ENTRIES SHOWN →
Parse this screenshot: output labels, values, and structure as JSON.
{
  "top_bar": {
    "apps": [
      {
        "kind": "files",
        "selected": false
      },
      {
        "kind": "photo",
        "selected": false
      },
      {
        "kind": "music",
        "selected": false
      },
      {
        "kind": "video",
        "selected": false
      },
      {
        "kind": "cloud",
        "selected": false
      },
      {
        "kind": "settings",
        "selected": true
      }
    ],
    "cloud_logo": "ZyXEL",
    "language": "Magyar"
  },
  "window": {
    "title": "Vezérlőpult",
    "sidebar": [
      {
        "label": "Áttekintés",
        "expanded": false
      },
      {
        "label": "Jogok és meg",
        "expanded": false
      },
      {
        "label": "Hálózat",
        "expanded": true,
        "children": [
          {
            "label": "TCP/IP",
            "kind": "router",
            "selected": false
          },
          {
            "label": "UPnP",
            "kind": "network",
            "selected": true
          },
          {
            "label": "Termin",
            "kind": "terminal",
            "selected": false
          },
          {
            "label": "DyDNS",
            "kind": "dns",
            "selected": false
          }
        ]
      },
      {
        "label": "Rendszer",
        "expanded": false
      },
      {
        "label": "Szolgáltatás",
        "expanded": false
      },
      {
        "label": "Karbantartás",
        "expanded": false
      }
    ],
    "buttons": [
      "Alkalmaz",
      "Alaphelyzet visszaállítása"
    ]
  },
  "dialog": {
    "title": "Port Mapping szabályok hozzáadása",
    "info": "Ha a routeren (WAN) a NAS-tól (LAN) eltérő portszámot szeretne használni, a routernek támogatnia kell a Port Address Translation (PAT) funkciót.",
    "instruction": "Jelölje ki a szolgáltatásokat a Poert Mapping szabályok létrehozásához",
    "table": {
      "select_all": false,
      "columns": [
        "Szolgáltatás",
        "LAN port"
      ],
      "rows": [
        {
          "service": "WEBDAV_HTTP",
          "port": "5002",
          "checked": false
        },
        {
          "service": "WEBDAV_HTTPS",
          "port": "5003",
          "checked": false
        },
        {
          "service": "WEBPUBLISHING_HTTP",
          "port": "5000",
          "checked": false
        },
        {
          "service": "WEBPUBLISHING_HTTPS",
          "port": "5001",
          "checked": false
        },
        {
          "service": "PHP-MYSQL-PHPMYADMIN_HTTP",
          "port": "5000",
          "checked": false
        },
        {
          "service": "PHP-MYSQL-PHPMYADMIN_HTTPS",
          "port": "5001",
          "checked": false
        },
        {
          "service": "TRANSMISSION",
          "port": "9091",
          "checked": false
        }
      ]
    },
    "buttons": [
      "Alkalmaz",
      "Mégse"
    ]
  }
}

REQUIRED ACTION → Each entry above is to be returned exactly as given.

ANSWER →
Parse this screenshot: output labels, values, and structure as JSON.
{
  "top_bar": {
    "apps": [
      {
        "kind": "files",
        "selected": false
      },
      {
        "kind": "photo",
        "selected": false
      },
      {
        "kind": "music",
        "selected": false
      },
      {
        "kind": "video",
        "selected": false
      },
      {
        "kind": "cloud",
        "selected": false
      },
      {
        "kind": "settings",
        "selected": true
      }
    ],
    "cloud_logo": "ZyXEL",
    "language": "Magyar"
  },
  "window": {
    "title": "Vezérlőpult",
    "sidebar": [
      {
        "label": "Áttekintés",
        "expanded": false
      },
      {
        "label": "Jogok és meg",
        "expanded": false
      },
      {
        "label": "Hálózat",
        "expanded": true,
        "children": [
          {
            "label": "TCP/IP",
            "kind": "router",
            "selected": false
          },
          {
            "label": "UPnP",
            "kind": "network",
            "selected": true
          },
          {
            "label": "Termin",
            "kind": "terminal",
            "selected": false
          },
          {
            "label": "DyDNS",
            "kind": "dns",
            "selected": false
          }
        ]
      },
      {
        "label": "Rendszer",
        "expanded": false
      },
      {
        "label": "Szolgáltatás",
        "expanded": false
      },
      {
        "label": "Karbantartás",
        "expanded": false
      }
    ],
    "buttons": [
      "Alkalmaz",
      "Alaphelyzet visszaállítása"
    ]
  },
  "dialog": {
    "title": "Port Mapping szabályok hozzáadása",
    "info": "Ha a routeren (WAN) a NAS-tól (LAN) eltérő portszámot szeretne használni, a routernek támogatnia kell a Port Address Translation (PAT) funkciót.",
    "instruction": "Jelölje ki a szolgáltatásokat a Poert Mapping szabályok létrehozásához",
    "table": {
      "select_all": false,
      "columns": [
        "Szolgáltatás",
        "LAN port"
      ],
      "rows": [
        {
          "service": "WEBDAV_HTTP",
          "port": "5002",
          "checked": false
        },
        {
          "service": "WEBDAV_HTTPS",
          "port": "5003",
          "checked": false
        },
        {
          "service": "WEBPUBLISHING_HTTP",
          "port": "5000",
          "checked": false
        },
        {
          "service": "WEBPUBLISHING_HTTPS",
          "port": "5001",
          "checked": false
        },
        {
          "service": "PHP-MYSQL-PHPMYADMIN_HTTP",
          "port": "5000",
          "checked": false
        },
        {
          "service": "PHP-MYSQL-PHPMYADMIN_HTTPS",
          "port": "5001",
          "checked": false
        },
        {
          "service": "TRANSMISSION",
          "port": "9091",
          "checked": false
        }
      ]
    },
    "buttons": [
      "Alkalmaz",
      "Mégse"
    ]
  }
}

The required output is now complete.